WHAT YOU ARE ASKED TO DO:
Each line of the data is to be output verbatim, with the images removed.

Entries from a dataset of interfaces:
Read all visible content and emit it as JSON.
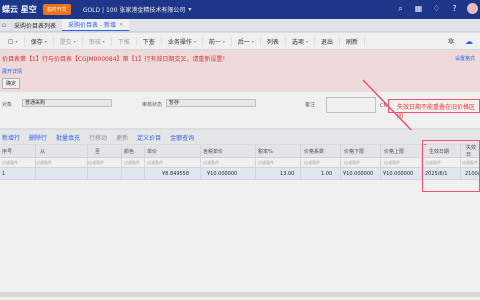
{
  "topbar": {
    "logo": "蝶云 星空",
    "logo_badge": "",
    "trial": "临时开发",
    "company": "GOLD | 100 张家港金精技术有限公司",
    "company_caret": "▾"
  },
  "tabs": [
    {
      "label": "采购价目表列表"
    },
    {
      "label": "采购价目表 - 新增",
      "close": "✕"
    }
  ],
  "toolbar": {
    "items": [
      "保存",
      "提交",
      "审核",
      "下推",
      "下查",
      "业务操作",
      "前一",
      "后一",
      "列表",
      "选项",
      "退出",
      "刷新"
    ]
  },
  "error": {
    "message": "价目表第【1】行与价目表【CGJM000084】第【1】行有效日期交叉，请重新设置！",
    "link": "设置格式",
    "detail": "展开详情",
    "ok": "确定"
  },
  "form": {
    "label1": "对象",
    "value1": "普通采购",
    "label2": "审核状态",
    "value2": "暂存",
    "label3": "备注",
    "value3": "",
    "cn": "CN"
  },
  "annotation": {
    "text": "失效日期不能重叠在旧价格区间"
  },
  "grid_toolbar": {
    "items": [
      "新增行",
      "删除行",
      "批量填充",
      "行移动",
      "更新",
      "定义价目",
      "金额查询"
    ]
  },
  "grid": {
    "headers": [
      "序号",
      "从",
      "至",
      "颜色",
      "单价",
      "含税单价",
      "税率%",
      "价格系数",
      "价格下限",
      "价格上限",
      "生效日期",
      "失效日"
    ],
    "filter": "过滤条件",
    "row": {
      "seq": "1",
      "price": "¥8.849558",
      "tax_price": "¥10.000000",
      "tax_rate": "13.00",
      "coef": "1.00",
      "low": "¥10.000000",
      "high": "¥10.000000",
      "effective": "2025/8/1",
      "expire": "2100/"
    }
  }
}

RESULT BELOW:
Read all visible content and emit it as JSON.
{
  "topbar": {
    "logo": "蝶云 星空",
    "logo_badge": "",
    "trial": "临时开发",
    "company": "GOLD | 100 张家港金精技术有限公司",
    "company_caret": "▾"
  },
  "tabs": [
    {
      "label": "采购价目表列表"
    },
    {
      "label": "采购价目表 - 新增",
      "close": "✕"
    }
  ],
  "toolbar": {
    "items": [
      "保存",
      "提交",
      "审核",
      "下推",
      "下查",
      "业务操作",
      "前一",
      "后一",
      "列表",
      "选项",
      "退出",
      "刷新"
    ]
  },
  "error": {
    "message": "价目表第【1】行与价目表【CGJM000084】第【1】行有效日期交叉，请重新设置！",
    "link": "设置格式",
    "detail": "展开详情",
    "ok": "确定"
  },
  "form": {
    "label1": "对象",
    "value1": "普通采购",
    "label2": "审核状态",
    "value2": "暂存",
    "label3": "备注",
    "value3": "",
    "cn": "CN"
  },
  "annotation": {
    "text": "失效日期不能重叠在旧价格区间"
  },
  "grid_toolbar": {
    "items": [
      "新增行",
      "删除行",
      "批量填充",
      "行移动",
      "更新",
      "定义价目",
      "金额查询"
    ]
  },
  "grid": {
    "headers": [
      "序号",
      "从",
      "至",
      "颜色",
      "单价",
      "含税单价",
      "税率%",
      "价格系数",
      "价格下限",
      "价格上限",
      "生效日期",
      "失效日"
    ],
    "filter": "过滤条件",
    "row": {
      "seq": "1",
      "price": "¥8.849558",
      "tax_price": "¥10.000000",
      "tax_rate": "13.00",
      "coef": "1.00",
      "low": "¥10.000000",
      "high": "¥10.000000",
      "effective": "2025/8/1",
      "expire": "2100/"
    }
  }
}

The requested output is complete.